Russian President Vladimir Putin sits at a table.
Russian President Vladimir Putin addresses his nation Thursday.
(Russian Presidential Press Service)

President Biden imposed economic sanctions Friday on Russian leader Vladimir Putin and a $10-billion Kremlin-run investment fund as the U.S. sought to bolster an economic pressure campaign aimed at punishing Moscow for launching its unprovoked war with Ukraine, the White House announced.

Biden’s move to sanction the Russian president directly came after a call with Ukrainian President Volodymyr Zelensky, who has expressed frustration that the U.S. and other democratic nations were leaving his country’s military “all alone” to fight the Russian onslaught.

White House Press Secretary Jen Psaki confirmed on Friday that the administration was imposing individual sanctions on Putin, one of his country’s richest men.

A woman reacts as she stands in front of a house burning after being shelled in the city of Irpin.


Biden, she said, decided to join the European Union in sanctioning the Russian president and his foreign minister, Sergei Lavrov, after speaking with European Commission President Ursula von der Leyen. The EU had taken the action earlier in the day.

Hours later, Psaki announced via tweet the move to impose sanctions on the Russia Direct Investment Fund. She described the fund as “a state-owned financial entity that functions as a sovereign wealth fund, which is supposed to attract capital into the Russian economy in high-growth sectors.”

The moves continue a gradual ratcheting up of economic sanctions and export controls this week as Putin authorized the invasion of Ukraine, which has been an independent country since the dissolution of the Soviet Union.

As Russian forces push deeper into Ukraine in the largest ground war in Europe since World War II, Ukrainian officials urge citizens to fight back.

The White House has so far targeted Russia’s largest banks and several oligarchs who are close to Putin. It has avoided hitting the country’s energy sector out of concern about the impact on energy markets and stopped short of barring Russia from the SWIFT banking system, a secure communications network vital to international transactions that connects more than 11,000 banks.

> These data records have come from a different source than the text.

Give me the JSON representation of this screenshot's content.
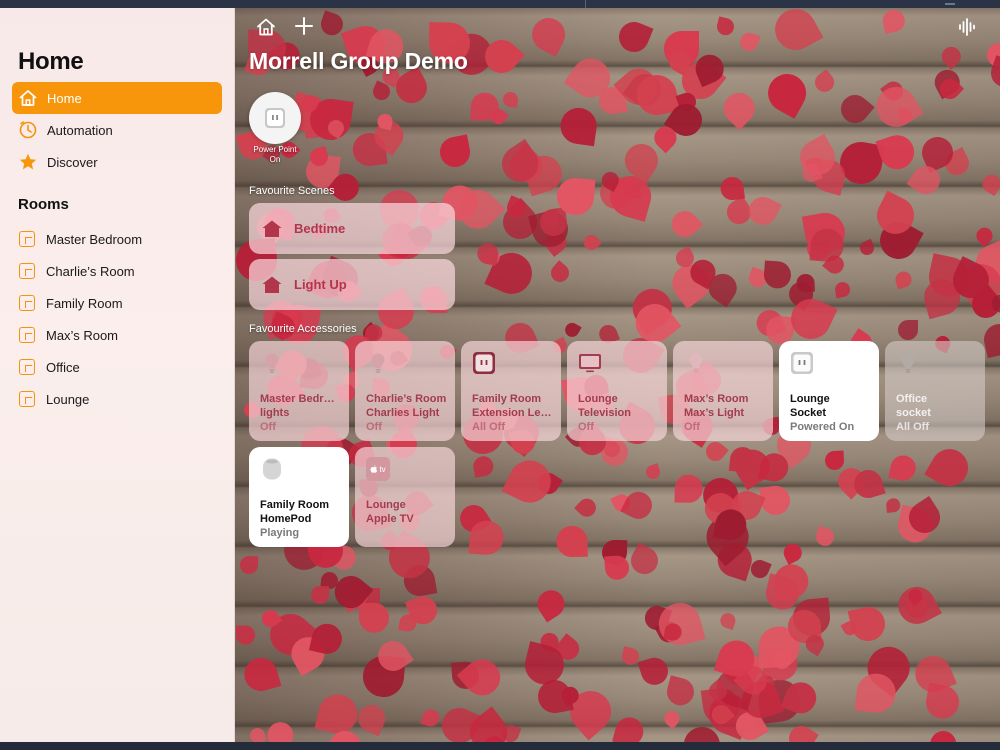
{
  "sidebar": {
    "title": "Home",
    "nav": [
      {
        "label": "Home",
        "icon": "house-icon",
        "active": true
      },
      {
        "label": "Automation",
        "icon": "clock-icon",
        "active": false
      },
      {
        "label": "Discover",
        "icon": "star-icon",
        "active": false
      }
    ],
    "rooms_title": "Rooms",
    "rooms": [
      {
        "label": "Master Bedroom"
      },
      {
        "label": "Charlie’s Room"
      },
      {
        "label": "Family Room"
      },
      {
        "label": "Max’s Room"
      },
      {
        "label": "Office"
      },
      {
        "label": "Lounge"
      }
    ]
  },
  "main": {
    "home_name": "Morrell Group Demo",
    "status": {
      "line1": "Power Point",
      "line2": "On",
      "icon": "outlet-icon"
    },
    "scenes_label": "Favourite Scenes",
    "scenes": [
      {
        "label": "Bedtime",
        "icon": "house-scene-icon"
      },
      {
        "label": "Light Up",
        "icon": "house-scene-icon"
      }
    ],
    "accessories_label": "Favourite Accessories",
    "accessories": [
      {
        "line1": "Master Bedr…",
        "line2": "lights",
        "state": "Off",
        "icon": "bulb-icon"
      },
      {
        "line1": "Charlie’s Room",
        "line2": "Charlies Light",
        "state": "Off",
        "icon": "bulb-icon"
      },
      {
        "line1": "Family Room",
        "line2": "Extension Le…",
        "state": "All Off",
        "icon": "outlet-icon"
      },
      {
        "line1": "Lounge",
        "line2": "Television",
        "state": "Off",
        "icon": "tv-icon"
      },
      {
        "line1": "Max’s Room",
        "line2": "Max’s Light",
        "state": "Off",
        "icon": "bulb-icon"
      },
      {
        "line1": "Lounge",
        "line2": "Socket",
        "state": "Powered On",
        "icon": "outlet-icon"
      },
      {
        "line1": "Office",
        "line2": "socket",
        "state": "All Off",
        "icon": "bulb-icon"
      },
      {
        "line1": "Family Room",
        "line2": "HomePod",
        "state": "Playing",
        "icon": "homepod-icon"
      },
      {
        "line1": "Lounge",
        "line2": "Apple TV",
        "state": "",
        "icon": "appletv-icon",
        "badge": "tv"
      }
    ]
  },
  "colors": {
    "accent": "#f7960b",
    "tile_text": "#a23c4e",
    "scene_text": "#b3354b"
  }
}
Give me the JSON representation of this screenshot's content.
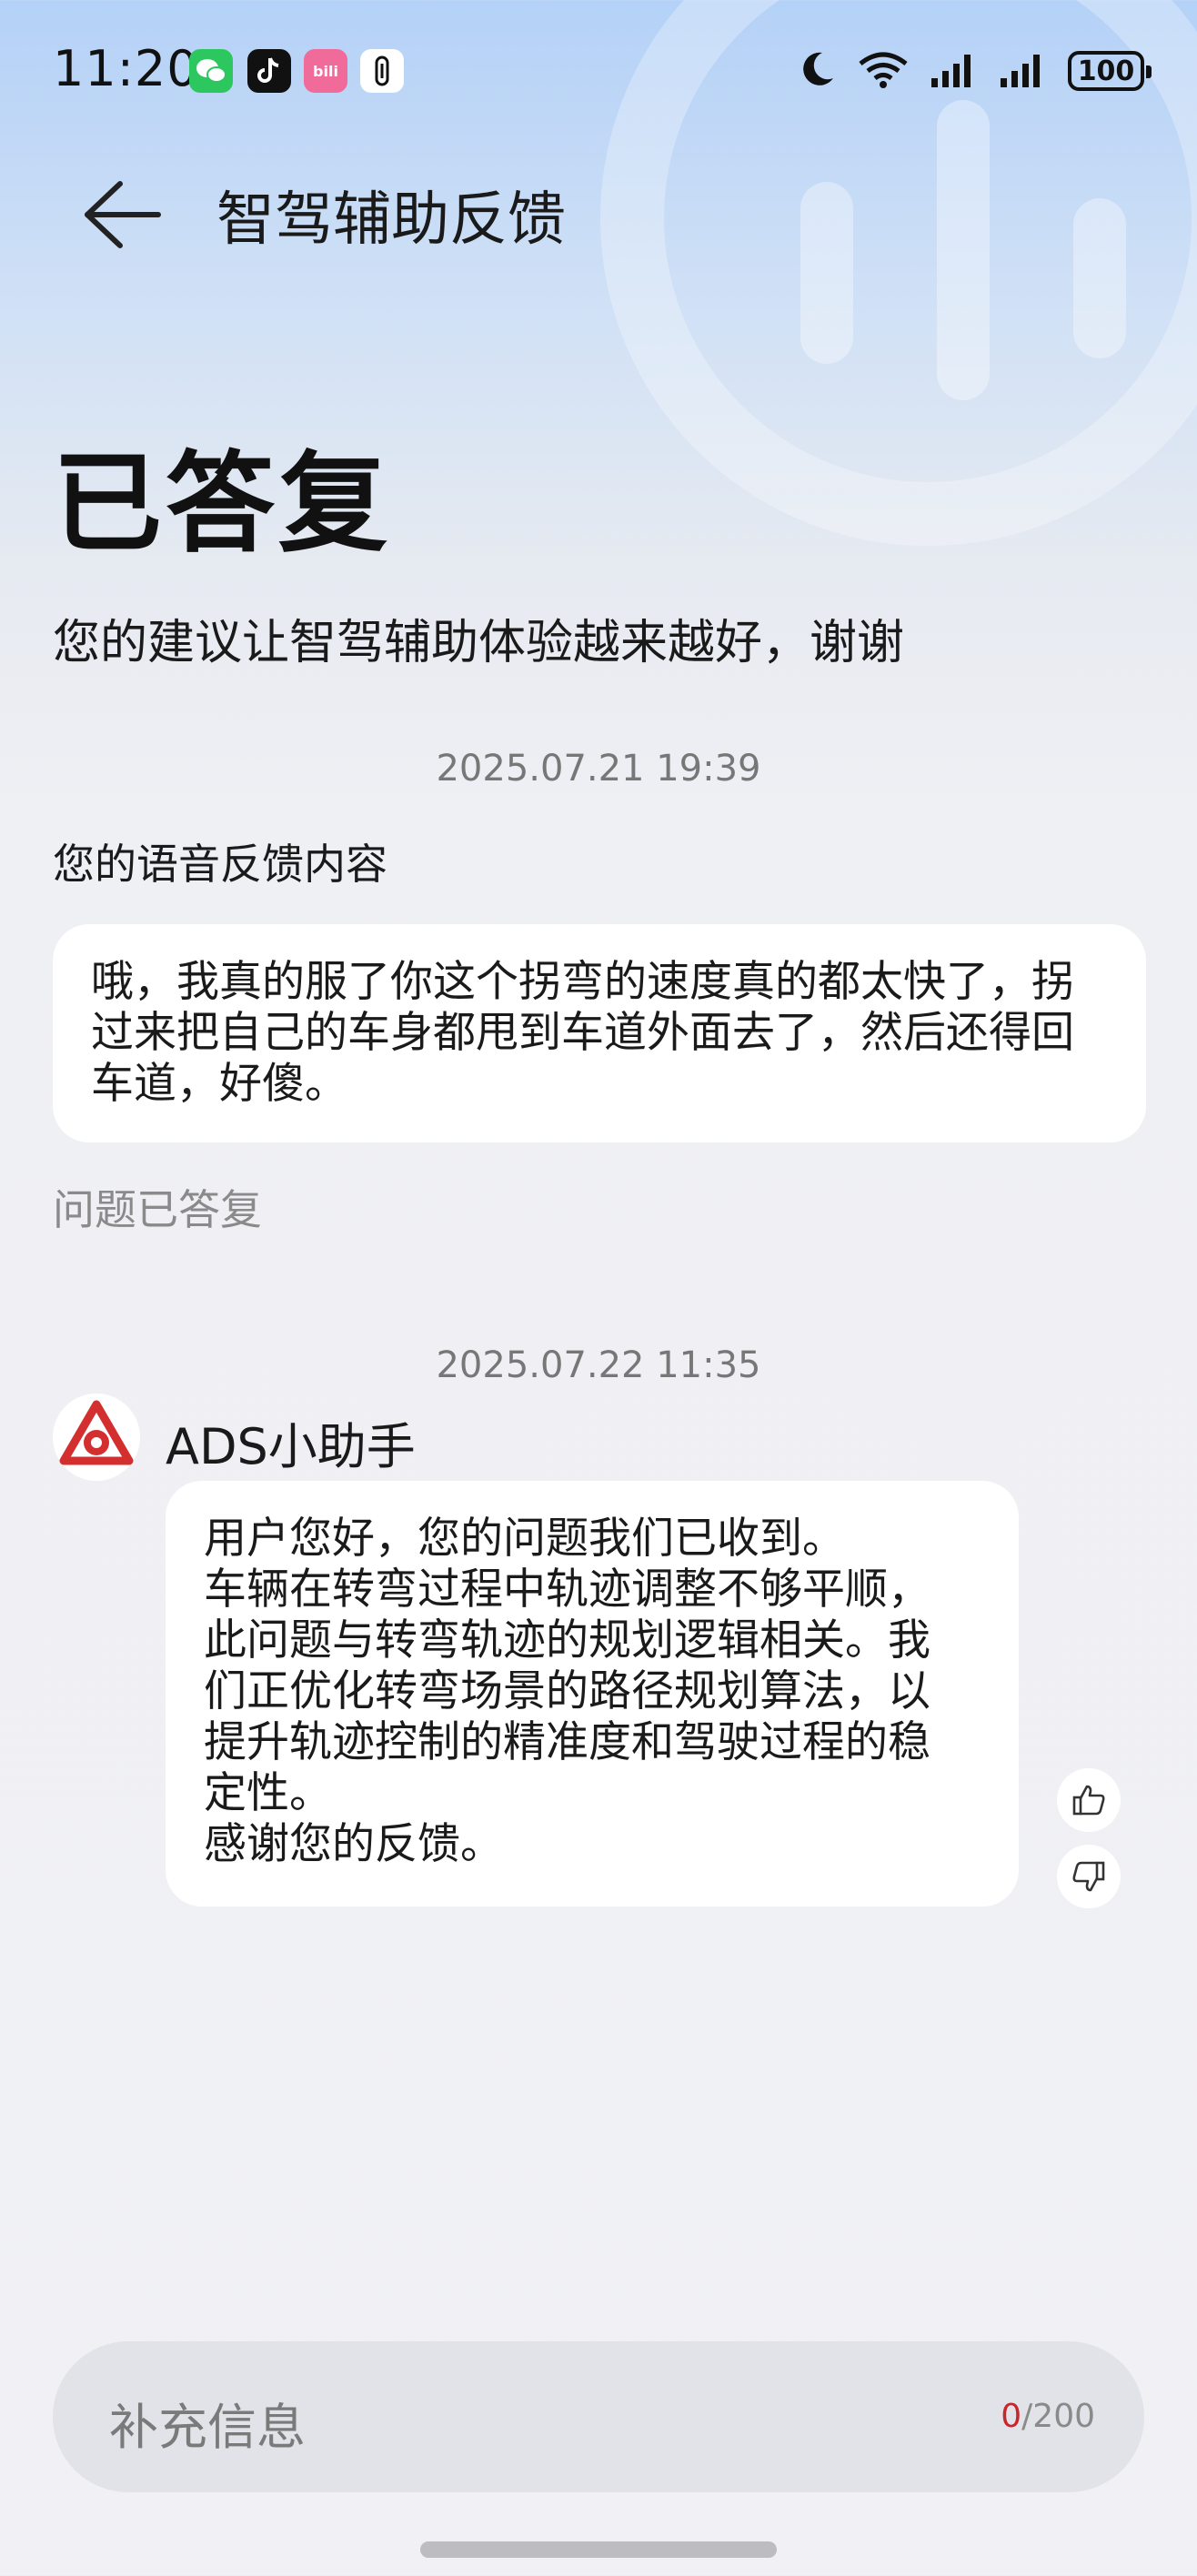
{
  "status_bar": {
    "time": "11:20",
    "apps": [
      "wechat-icon",
      "tiktok-icon",
      "bilibili-icon",
      "app-icon"
    ],
    "battery": "100",
    "icons": [
      "moon-icon",
      "wifi-icon",
      "signal-icon",
      "signal-icon"
    ]
  },
  "header": {
    "title": "智驾辅助反馈"
  },
  "result": {
    "status": "已答复",
    "subtitle": "您的建议让智驾辅助体验越来越好，谢谢"
  },
  "feedback": {
    "timestamp": "2025.07.21 19:39",
    "label": "您的语音反馈内容",
    "content": "哦，我真的服了你这个拐弯的速度真的都太快了，拐过来把自己的车身都甩到车道外面去了，然后还得回车道，好傻。",
    "state": "问题已答复"
  },
  "reply": {
    "timestamp": "2025.07.22 11:35",
    "name": "ADS小助手",
    "lines": [
      "用户您好，您的问题我们已收到。",
      "车辆在转弯过程中轨迹调整不够平顺，",
      "此问题与转弯轨迹的规划逻辑相关。我",
      "们正优化转弯场景的路径规划算法，以",
      "提升轨迹控制的精准度和驾驶过程的稳",
      "定性。",
      "感谢您的反馈。"
    ]
  },
  "input": {
    "placeholder": "补充信息",
    "count": "0",
    "max": "/200"
  },
  "colors": {
    "accent_red": "#c8262b",
    "bubble": "#ffffff",
    "background": "#f1f1f5"
  }
}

The U.S., with Germany leading the way, also moved to halt the Nord Stream 2 gas pipeline project that Putin has long sought to deepen Europe’s dependence on Russia’s energy resources.

Biden and NATO allies have moved mostly in lockstep in responding to Putin’s aggression. But with Russian bombs exploding in Kyiv, Ukraine’s capital, a clearly exhausted Zelensky pleaded on Friday for the U.S. and Europe to do more to back Ukraine’s military and the civilians who are taking up arms and massing in the streets.

Following his first call with Biden since the invasion began in earnest on Tuesday, Zelensky tweeted his gratitude for additional U.S. assistance, suggesting that more sanctions and defense aid from Washington were in the offing.

A world without war, or even borders, for an entire generation of Europeans went up in smoke with Russia’s assault on Ukraine.